Sunday, May 22, 2011

Book #66: Be Different

Be Different: Adventures of a Free-Range Aspergian with Practical Advice for Aspergians, Misfits, Families & TeachersTitle: Be Different: Adventures of a Free-Range Aspergian
Author: John Elder Robison

So many of the books I've read lately about Asperger's talk about it as a disability to be endured, and with luck, overcome, at least in part. Few people seem to see it as a strength. I liked Be Different because John Elder Robison presents his life with Asperger's as a success because of his Asperger's, not in spite of it. He does recognize that he's not a social being, and that he sometimes makes mistakes because he doesn't interpret social situations the way neurotypicals (nypicals, in Robison-speak) does, but he also sees that he's had a lot of success in life because of his interests and his ability to hyperfocus on those interests.

For that reason, I loved Be Different. I spend so much of my time in fear for my kid-- will he be able to pass the school year, will he graduate from high school, will he serve a mission, live on his own, get married? Be Different shows that people with Asperger's can live very successful, fulfilling, attached, social, normal lives if they work at it and have people who care about them to guide them. I hope that I can be one of those people.


Shelly said...

Man, Shelah, this was an answer to prayers for me tonight. I just hopped on your blog looking for a good book to read because I need a BIG distraction right now. Our oldest has just been diagnosed with Asperger's and I just wanted to escape with a good read. Instead I'll be reading this book. I need this more. I'm worried about everything you mentioned and have been thinking about all the roadblocks that will be in his way. I need this book...Thanks!!!

Anonymous said...

Shelah- I've been following your blog for a couple of years now for the book reviews. Your reviews this week are hitting a soft spot as we're currently starting testing for our oldest to see if he might have Asperger's.
I'm wondering, would you be willing to share more about your journey with your son's Aspergers? (I understand if the answer is no- too personal, etc). There are plenty of us who would look forward to hearing from another mom.
Thank you for sharing these reviews.

Nani Lii S. Furse said...
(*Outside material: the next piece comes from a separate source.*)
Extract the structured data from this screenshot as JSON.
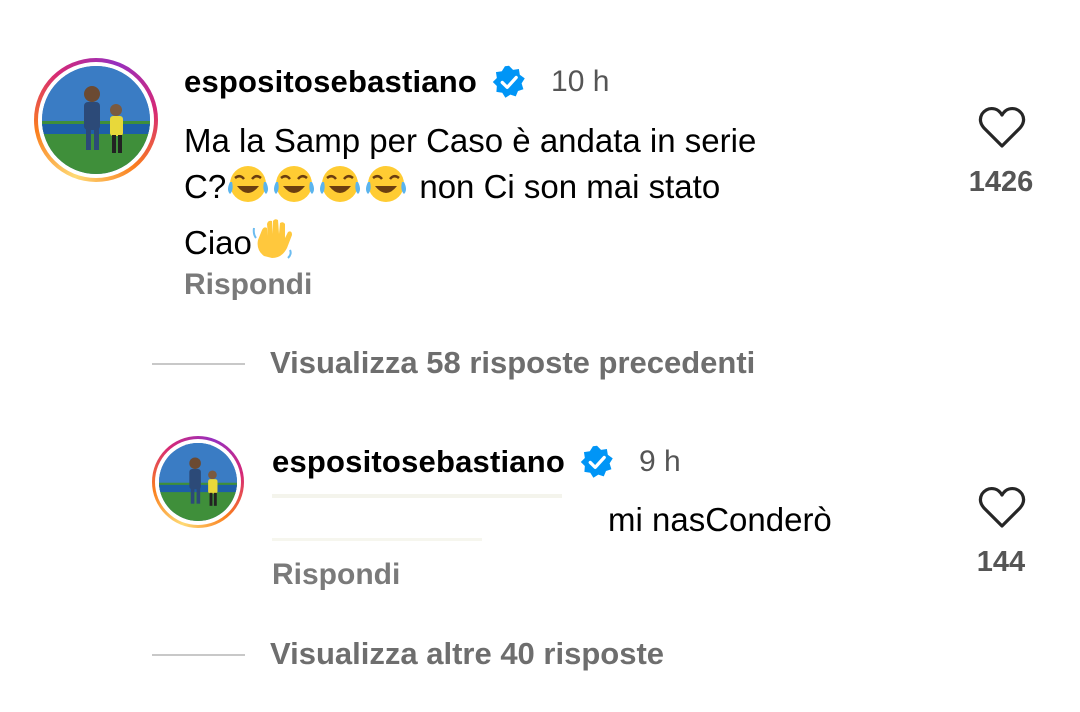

Thank you for the book recommendation. We too have a son with Asperger's so I'm interested in reading about someone who has turned his life into a success because of it. Our son is now a teen; in our area it's hard to find professional help or support for older children who are on the autism spectrum. I would also appreciate any insights that you or anyone else might be willing to offer in the future. I read your blog often and enjoy the book reviews.